Benedetta

Sins of the flesh

Benedetta
Directed by Paul Verhoeven
Certificate 18, 131 minutes
Released 15 April

The Dutch director Paul Verhoeven revels in controversy… His latest work, Benedetta, is… sexually explicit, but also tackles religion within a historical context. It clearly has plenty of potential to offend.

Benedetta is based on the story of the 17th-century Italian nun Benedetta Carlini who had visions and exhibited stigmata. She became an abbess and was investigated and discredited by Catholic officials. There were suggestions that Benedetta’s visionary traffic was with the Devil rather than God, while various nuns’ testimonies claimed her stigmata to be faked. Her roommate Bartolomea confessed to regular sexual activity with Benedetta. Benedetta was demoted.

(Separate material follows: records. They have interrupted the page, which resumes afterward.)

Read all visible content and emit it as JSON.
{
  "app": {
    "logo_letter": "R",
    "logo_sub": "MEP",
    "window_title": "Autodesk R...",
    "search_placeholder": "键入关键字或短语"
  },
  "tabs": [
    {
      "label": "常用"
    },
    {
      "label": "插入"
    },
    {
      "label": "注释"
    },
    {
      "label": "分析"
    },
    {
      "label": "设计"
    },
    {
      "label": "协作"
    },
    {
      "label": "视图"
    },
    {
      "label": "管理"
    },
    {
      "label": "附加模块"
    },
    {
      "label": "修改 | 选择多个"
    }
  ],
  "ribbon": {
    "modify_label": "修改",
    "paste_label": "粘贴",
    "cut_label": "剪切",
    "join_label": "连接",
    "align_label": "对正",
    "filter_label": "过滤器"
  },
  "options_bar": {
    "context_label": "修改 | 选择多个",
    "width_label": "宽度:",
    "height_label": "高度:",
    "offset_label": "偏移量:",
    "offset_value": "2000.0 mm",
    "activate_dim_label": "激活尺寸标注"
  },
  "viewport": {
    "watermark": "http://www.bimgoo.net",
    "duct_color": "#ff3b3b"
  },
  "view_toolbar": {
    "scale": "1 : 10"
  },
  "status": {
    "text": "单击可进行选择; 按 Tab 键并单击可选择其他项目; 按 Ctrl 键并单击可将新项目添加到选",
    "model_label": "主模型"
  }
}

Verhoeven eschews historical accuracy for the spiritual, the spectacular and the carnal… [Read more…]

Full review published in Reform magazine.

See also my alternative review.

Teaser trailer:

Trailer: